And then I realize. In amongst all the talk of digital distribution and whether the market's declining and what the industry's next big angles are, the big topic of the conference has essentially boiled down to story versus gameplay. Story's a tangible thing - it is, in essence, what happens
. But this "gameplay" lark that's been bandied around so heavily is far too abstract to be useful.
I think back to other talks I've been to, and, yes, I'm definitely right. It's all been "story this, gameplay that." We're being taken over by an obscene buzz word that's completely undermining what should be convincing, thorough, nuanced arguments.
It needs to stop. So, finally, I have my angle.
Each year, Develop hosts something called the Opinion Jam. It's an informal session at the end of the conference, where all the attendees file into a room, grab a complementary beer, and have the opportunity to deliver a two-minute rant to the masses. I had my angle; I needed a platform. This was it.
I deliver my rant. It bombs. The Opinion Jam is judged by audience vote. I get a few in my favour, but the majority of the room disagrees. Perhaps it's just that people find "gameplay" to be an adequately specific term. Perhaps it's that I nervously and hungoverly ramble for far too long before running out of time and quickly blabbing my point. I suspect it may be the latter, so here's what I was trying

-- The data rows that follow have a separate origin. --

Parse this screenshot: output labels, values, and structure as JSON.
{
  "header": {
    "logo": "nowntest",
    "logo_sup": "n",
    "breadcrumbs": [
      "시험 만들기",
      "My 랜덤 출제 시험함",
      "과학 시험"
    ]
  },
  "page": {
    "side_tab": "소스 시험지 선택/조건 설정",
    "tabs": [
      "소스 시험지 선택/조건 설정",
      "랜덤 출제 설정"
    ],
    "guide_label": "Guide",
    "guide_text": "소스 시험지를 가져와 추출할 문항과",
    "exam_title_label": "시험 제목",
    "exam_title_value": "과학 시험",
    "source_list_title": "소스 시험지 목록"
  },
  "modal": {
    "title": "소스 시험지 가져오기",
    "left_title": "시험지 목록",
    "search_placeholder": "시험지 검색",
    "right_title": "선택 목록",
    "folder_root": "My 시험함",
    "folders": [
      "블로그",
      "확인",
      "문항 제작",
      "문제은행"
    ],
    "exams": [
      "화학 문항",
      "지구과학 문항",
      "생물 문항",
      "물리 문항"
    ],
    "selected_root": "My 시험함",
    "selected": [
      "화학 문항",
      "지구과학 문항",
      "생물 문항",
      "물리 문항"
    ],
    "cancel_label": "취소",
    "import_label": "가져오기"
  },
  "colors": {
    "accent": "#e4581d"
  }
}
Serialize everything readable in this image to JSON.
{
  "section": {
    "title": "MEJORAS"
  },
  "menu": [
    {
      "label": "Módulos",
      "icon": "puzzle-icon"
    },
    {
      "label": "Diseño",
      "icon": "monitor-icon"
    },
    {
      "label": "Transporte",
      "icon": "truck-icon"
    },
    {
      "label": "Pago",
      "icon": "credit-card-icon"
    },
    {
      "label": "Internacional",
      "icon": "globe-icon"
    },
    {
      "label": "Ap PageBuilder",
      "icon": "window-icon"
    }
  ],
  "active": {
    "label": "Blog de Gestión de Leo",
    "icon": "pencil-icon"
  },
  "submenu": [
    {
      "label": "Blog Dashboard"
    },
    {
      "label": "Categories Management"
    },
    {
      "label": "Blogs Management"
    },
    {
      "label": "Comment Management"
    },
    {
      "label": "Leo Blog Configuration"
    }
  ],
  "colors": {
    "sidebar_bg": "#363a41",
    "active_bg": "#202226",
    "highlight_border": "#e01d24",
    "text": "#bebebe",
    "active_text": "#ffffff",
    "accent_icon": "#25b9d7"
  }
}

Across the two days of Develop, I met an abundance of people with a lot to say. Many work in highly specific areas of game design and development, the areas we probably don't even consider when we judge the final product. If we do consider them, it's only within the realms of a much broader section of the experience. The section we call "gameplay".
Our unquestioning acceptance of the term leads to a diminished understanding in how games actually work. Dyack was right when he said the most affecting games are often developed with a keen eye for meticulous detail and methodology, and it's this detail to which we need to pay attention.
Doing so will make some big steps into our comprehension of how these streams of code and reams of assets flow from our television screens and computer monitors, and make something happen in our minds that engrosses us, invigorates us, even moves us.
But we can only pay this much attention if we know how to describe what we're talking about. And while ever we're content with scoring the gameplay a seven out of ten, or even saying "the gameplay was brutal" or other such vagueisms, we're only placing obstacles in front of ourselves.
The Opinion Jam ends. IGDA founder Ernest Adams deservedly wins with an excellent speech on the low quality of writing and acting in video games. As we file into the bar to drink away our headaches, a man approaches me. The man I met at the Icebreaker Drinks.
"So you think we need to adopt a new vernacular in order to understand our hobby more?" he asks.
I say yeah. I guess I do.
"There's your angle," he says. "Start the revolution."
[Lewis Denby is general editor of Resolution Magazine and general freelance busybody for anyone that'll have him. Wander over to his website for more information and contact details.]